Bespoke shoemaker James Young, centre, his partner designer Elliat Rich and their children Ace and Golda with Mike Gillam, left. Source: News Corp Australia
From The Australian, 3rd may 2014
BESPOKE shoes, biodynamic dates and a nascent cafe culture so hip and self conscious it could be Melbourne’s aren’t found in every country town, but then Alice Springs has rarely been average.
Since pioneer days a boom or bust town, Alice is now in the grip of a downturn after the end of stimulus spending. Many shops in Todd Mall stand empty. But here and there are green shoots of new life.
A side effect of the recent burst of government spending was an influx of educated 20- and 30-somethings, a few of whom stayed on and are now setting up businesses of their own.
About 70km from town, five friends have taken over a lapsed 75ha date orchard to establish a cooperative called the Desert Fruit Company, through which they hope to refine techniques for arid-zone agriculture. All are veterans of the construction industry or the so-called “Aboriginal industry”.
“We want to grow figs, carob, asparagus, mulga seeds and pistachios,” said Ben Wall, one of the five. “It’s probably a five-year plan.”
Ella McHenry, another of the group, quickly corrects that to 25 years.
“There’s lots of people doing permaculture in high rainfall areas, but hardly any trying it in areas like this,” Ms McHenry said. “You can’t just wait for the government to keep dishing up money so we can have these nice programs where we go around in four-wheel-drives talking to people; you’ve actually got to have your own thing.
“We’re in an incredibly fortunate situation; I have to pinch myself every time the sun comes up. Then the flies come along.”
Entrepreneur Chris Wilkinson revamped his cafe, Page 27, to cater to the town’s arts establishment when he took it over about three years ago, but the clientele is now mainly professionals, businessfolk and discerning travellers. More recently, he started a bolder venture, a trendy tapas bar called Epilogue Lounge.
“Many people that come through here are from big cities, so they’re used to this kind of place,” Mr Wilkinson said. “The businesses that are thriving are the smaller ones, the boutique businesses whose owners have put a lot of thought into unusual products and new ideas.”
The same appears true of existing shops: Red Centre specialist Red Kangaroo Books is the only bookstore left in town, while several of the more generic souvenir stores look tired.

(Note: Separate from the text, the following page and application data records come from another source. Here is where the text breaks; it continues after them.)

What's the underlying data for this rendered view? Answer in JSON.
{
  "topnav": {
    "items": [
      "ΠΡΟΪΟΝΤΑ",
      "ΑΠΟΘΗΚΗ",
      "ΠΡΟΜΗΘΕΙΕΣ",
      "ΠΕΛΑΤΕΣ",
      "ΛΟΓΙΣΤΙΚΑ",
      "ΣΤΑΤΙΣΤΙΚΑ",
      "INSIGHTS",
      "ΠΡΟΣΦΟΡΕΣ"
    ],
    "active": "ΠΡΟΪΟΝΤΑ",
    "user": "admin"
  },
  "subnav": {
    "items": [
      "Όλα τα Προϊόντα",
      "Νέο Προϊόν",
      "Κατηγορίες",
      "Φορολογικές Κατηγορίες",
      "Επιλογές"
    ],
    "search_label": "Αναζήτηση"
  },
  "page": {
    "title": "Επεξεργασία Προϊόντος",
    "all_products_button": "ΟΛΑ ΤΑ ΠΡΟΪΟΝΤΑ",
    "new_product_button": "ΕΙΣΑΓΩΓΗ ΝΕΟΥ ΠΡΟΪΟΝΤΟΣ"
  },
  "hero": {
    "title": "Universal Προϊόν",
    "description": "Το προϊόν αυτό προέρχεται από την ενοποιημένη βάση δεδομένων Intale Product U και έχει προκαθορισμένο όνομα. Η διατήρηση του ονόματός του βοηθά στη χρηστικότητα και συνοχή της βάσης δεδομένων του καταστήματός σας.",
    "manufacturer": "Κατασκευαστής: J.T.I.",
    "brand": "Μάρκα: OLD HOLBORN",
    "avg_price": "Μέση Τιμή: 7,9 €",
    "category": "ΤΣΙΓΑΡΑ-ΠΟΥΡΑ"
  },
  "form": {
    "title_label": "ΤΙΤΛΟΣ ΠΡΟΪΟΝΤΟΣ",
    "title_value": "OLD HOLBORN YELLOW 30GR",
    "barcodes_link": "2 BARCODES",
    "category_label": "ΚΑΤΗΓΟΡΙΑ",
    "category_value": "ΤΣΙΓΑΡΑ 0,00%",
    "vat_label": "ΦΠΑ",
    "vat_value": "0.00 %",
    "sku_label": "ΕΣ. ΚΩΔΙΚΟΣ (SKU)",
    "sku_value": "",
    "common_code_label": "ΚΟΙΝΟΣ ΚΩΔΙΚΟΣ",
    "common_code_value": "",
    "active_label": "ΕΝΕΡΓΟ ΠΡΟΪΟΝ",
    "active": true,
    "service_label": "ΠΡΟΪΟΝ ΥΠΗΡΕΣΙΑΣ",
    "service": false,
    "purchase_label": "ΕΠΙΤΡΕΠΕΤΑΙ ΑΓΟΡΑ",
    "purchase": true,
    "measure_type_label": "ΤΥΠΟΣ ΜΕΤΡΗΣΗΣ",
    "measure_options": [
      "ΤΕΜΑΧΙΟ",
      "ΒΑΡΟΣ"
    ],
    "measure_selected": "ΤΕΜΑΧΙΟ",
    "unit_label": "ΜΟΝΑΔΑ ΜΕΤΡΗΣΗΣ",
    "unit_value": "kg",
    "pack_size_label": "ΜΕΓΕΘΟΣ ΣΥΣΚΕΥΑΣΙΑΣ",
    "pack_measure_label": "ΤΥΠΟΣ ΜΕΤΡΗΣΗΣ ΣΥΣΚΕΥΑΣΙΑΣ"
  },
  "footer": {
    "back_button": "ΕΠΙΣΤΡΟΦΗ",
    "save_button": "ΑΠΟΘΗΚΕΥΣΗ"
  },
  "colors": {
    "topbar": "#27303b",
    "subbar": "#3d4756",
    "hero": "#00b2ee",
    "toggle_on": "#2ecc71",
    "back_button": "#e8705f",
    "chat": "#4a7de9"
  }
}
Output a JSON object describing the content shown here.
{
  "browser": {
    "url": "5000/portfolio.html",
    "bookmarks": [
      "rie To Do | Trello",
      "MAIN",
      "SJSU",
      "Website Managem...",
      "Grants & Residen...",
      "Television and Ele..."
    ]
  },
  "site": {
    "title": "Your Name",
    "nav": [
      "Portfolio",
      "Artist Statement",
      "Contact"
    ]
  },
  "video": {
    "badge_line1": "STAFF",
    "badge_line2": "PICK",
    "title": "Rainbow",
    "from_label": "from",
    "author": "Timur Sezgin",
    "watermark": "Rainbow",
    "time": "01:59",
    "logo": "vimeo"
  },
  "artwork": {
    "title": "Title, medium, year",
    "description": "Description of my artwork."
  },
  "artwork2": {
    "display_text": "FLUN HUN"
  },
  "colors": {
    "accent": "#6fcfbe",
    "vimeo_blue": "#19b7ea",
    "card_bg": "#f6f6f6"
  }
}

Where the coffee machine leads, hipsters tend to follow. Shoemaker James Young and designer Elliat Rich will launch their studio, Elbowrkshp, this weekend, part of an arts precinct being established by long-time Alice Springs resident Mike Gillam.
“People want not only a beautiful object, but some sort of ethical rigour and a local story that becomes embedded in that object,” Rich says.
Mr Gillam thinks having the two working from his precinct — Rich’s business is already established — will attract others.
Kay Eade, Central Australia’s representative to the Chamber of Commerce Northern Territory, hopes this younger generation of entrepreneurs, which includes the scions of established Alice Springs families, will help pull the town’s economy through.
“It’s business entrepreneurs mixed with arts people that are going to bring life back into the mall, I hope,” Ms Eade said. “This region has got so much promise, but something needs to break.”
Resources companies are exploring in central Australia, but many deposits uncovered so far would be uneconomic to extract, or the companies responsible for them lack investment.
A great deal of hope has been attached to Asian tourism, but Chinese travellers in particular are fond of casinos and resort-style accommodation that does not necessarily fit with the Red Centre’s remote beauty.
“At the moment, I don’t think the Chinese are thinking of Central Australia as a tourism destination,” Ms Eade said.
One alternative is to pursue domestic weekend travellers and the adventure sports market. A few days in Alice Springs is not much more expensive than a stay outside Sydney.
“There used to be huge busloads of people coming here who all bought indigenous art,” Mr Wilkinson said. “I don’t think Alice Springs has fully adjusted yet.”
Gradually, though, that is starting to change. Even though it may now be wrapped in fancy tailoring, hidden behind glasses and bathed in caffeine, the Red Centre’s pioneering spirit is alive yet.